Pretty self-explanatory, but here you’ll simply read through what you collected on the previous day to ensure the materials still align with your initial point. You may also discover new information that requires you to shift the direction of your blog and adjust your straw man.
Now, drag-and-drop the remaining research materials to their respective section of your straw man. You may end up moving an entire article under a straw man section, or you may move just one paragraph or sentence. Whatever parts make sense for that section of the blog. And now, stop working on the blog. You made some great headway for one day!
Yesterday, you moved all your research into their respective sections. Before you begin writing today, bold and highlight all the research content you’ve collected. It’s imperative that you don’t mistake your own writing for someone else’s words. And then, start writing.
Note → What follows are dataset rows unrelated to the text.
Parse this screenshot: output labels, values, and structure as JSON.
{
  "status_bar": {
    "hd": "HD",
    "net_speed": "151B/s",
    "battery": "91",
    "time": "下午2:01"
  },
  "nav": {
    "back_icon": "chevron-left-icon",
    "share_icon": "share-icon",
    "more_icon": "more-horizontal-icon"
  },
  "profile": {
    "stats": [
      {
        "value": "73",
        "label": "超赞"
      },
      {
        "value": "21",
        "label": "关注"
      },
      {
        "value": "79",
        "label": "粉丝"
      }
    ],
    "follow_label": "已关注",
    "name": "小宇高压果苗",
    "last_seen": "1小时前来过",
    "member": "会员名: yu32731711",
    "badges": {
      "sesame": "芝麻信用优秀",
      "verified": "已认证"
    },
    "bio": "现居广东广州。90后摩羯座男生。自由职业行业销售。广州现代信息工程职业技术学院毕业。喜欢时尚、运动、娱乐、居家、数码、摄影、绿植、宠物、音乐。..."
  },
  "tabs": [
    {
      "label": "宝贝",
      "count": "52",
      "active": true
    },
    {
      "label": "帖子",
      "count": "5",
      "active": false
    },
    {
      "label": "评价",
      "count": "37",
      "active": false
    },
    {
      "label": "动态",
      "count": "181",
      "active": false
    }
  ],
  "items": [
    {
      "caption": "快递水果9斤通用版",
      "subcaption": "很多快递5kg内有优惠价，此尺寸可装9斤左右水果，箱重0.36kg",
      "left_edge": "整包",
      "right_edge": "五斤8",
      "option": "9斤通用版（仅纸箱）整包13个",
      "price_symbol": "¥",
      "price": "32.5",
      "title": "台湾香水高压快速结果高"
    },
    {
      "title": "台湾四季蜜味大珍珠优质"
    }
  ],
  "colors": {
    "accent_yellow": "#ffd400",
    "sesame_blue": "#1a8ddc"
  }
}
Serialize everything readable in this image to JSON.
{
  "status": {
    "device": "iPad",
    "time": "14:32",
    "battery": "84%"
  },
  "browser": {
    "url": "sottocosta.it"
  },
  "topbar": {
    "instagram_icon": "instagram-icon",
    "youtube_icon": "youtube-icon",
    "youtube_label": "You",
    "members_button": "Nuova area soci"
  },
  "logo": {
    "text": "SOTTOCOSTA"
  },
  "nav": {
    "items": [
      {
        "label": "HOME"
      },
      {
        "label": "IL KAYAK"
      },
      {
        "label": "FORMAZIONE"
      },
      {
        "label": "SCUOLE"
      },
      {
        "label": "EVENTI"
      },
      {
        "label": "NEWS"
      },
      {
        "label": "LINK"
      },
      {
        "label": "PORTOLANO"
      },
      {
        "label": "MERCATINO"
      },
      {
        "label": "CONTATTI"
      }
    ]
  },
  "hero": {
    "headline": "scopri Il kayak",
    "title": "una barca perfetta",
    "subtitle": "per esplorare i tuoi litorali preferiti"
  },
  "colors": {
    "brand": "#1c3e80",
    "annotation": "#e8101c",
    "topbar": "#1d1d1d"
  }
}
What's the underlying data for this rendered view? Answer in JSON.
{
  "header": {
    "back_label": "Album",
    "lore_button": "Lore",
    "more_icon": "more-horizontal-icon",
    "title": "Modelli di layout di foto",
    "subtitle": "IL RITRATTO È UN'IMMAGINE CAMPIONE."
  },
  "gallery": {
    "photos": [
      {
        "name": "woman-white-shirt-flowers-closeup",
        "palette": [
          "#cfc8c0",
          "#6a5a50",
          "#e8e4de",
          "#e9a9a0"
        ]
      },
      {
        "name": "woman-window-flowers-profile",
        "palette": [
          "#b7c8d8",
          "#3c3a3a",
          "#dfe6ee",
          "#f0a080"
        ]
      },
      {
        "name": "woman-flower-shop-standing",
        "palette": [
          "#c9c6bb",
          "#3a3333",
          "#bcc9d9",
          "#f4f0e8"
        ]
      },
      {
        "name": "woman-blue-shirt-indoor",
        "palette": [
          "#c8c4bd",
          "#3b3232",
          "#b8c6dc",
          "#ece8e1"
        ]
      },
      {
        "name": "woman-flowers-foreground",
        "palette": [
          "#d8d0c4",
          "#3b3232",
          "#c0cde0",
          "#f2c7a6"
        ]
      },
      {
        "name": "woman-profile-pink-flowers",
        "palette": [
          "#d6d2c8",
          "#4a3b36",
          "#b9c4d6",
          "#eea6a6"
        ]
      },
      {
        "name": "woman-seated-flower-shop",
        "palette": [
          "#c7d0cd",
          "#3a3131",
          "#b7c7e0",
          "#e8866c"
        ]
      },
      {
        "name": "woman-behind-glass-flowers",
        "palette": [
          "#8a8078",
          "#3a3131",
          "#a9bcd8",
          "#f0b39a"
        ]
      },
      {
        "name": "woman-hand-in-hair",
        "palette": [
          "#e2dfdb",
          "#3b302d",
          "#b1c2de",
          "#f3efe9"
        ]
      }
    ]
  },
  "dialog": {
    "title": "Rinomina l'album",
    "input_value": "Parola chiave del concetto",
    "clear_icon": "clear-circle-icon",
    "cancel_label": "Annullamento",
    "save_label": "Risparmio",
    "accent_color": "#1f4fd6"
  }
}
You may find it’s easier to start from the introduction and build from there. Or you may find that you need to build out your takeaways before you can think about creating a way to establish interest in your opening. Try both approaches and see which one works best for you. But whatever you do, don’t over-massage or over-edit your content. Just write as it comes. You’ll have time to rewrite and edit later. Finally, once you’re done writing each straw man section, stop working on the blog for today.
Now it’s time to review what you wrote. But as we’ve mentioned here before, proofreading isn’t just rereading. There’s a process to reviewing your content that involves checking the grammar and spelling, reviewing the content flow, examining how compelling your points are, and ensuring you did not plagiarize.
Once you’ve gone through these steps, you can now send the finished piece off to whomever needs to see it next…all without breaking a sweat.